The Late Pleistocene (∼125–12 thousand years ago) record of eastern Africa is critical for assessing the origin, evolution and history of human behavior. Faunal remains are a resource for understanding changes in paleoenvironments and the foodways of ancient people in eastern Africa, yet zooarchaeological information for this timeframe has been constrained by few and frequently biased samples, leading to interpretations that emphasize the hunting of large ungulates. New research in a mesic peri-coastal area of Kenya reveals a distinct food acquisition strategy at Panga ya Saidi, a cave that foragers intermittently occupied over the past 78,000 years.
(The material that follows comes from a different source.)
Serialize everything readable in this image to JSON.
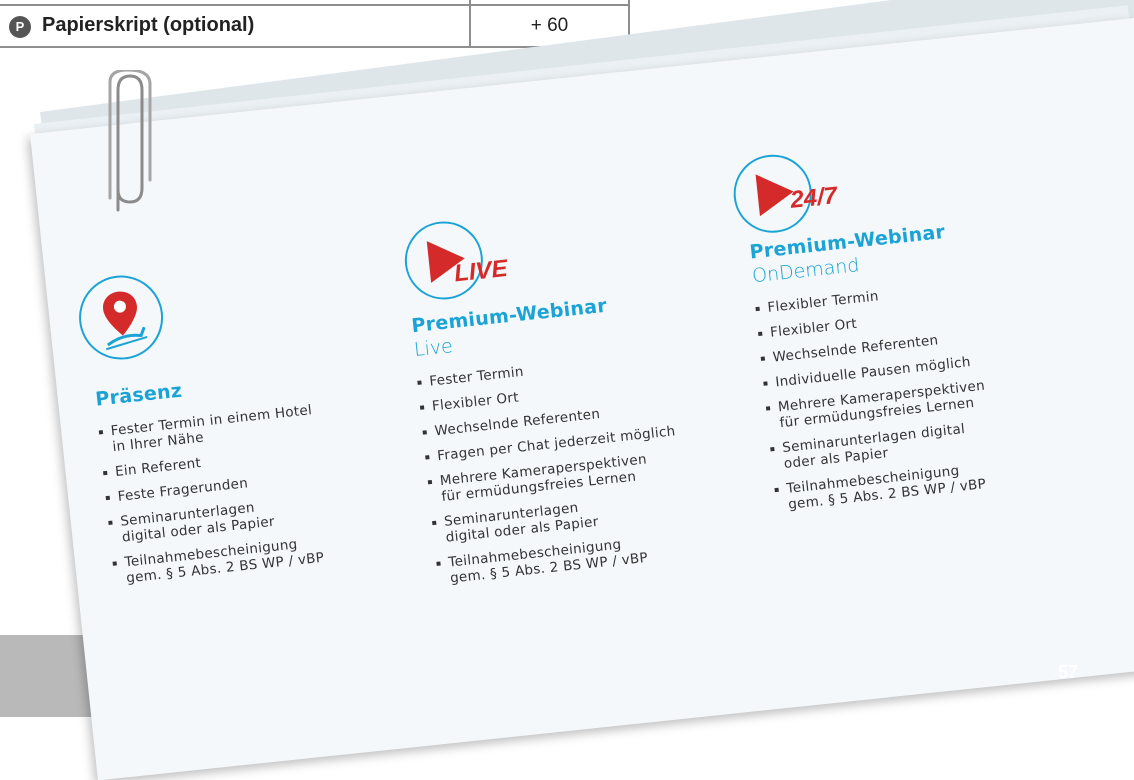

Zooarchaeological data from Panga ya Saidi, together with published ethnographic, animal behavioral, and zooarchaeological data, are used to argue that archaeologically invisible tools such as snares, traps, and/or nets were regularly used by Middle and Later Stone Age foragers to remotely capture small game in the site's forested environs, while encounter hunting was occasionally used to target larger game in nearby grasslands. The earliest circumstantial evidence for remote capture of fauna in eastern Africa raises questions about technological innovations, planning, and the people potentially involved in the food quest.
|Quaternary Science Reviews
|Published - 2023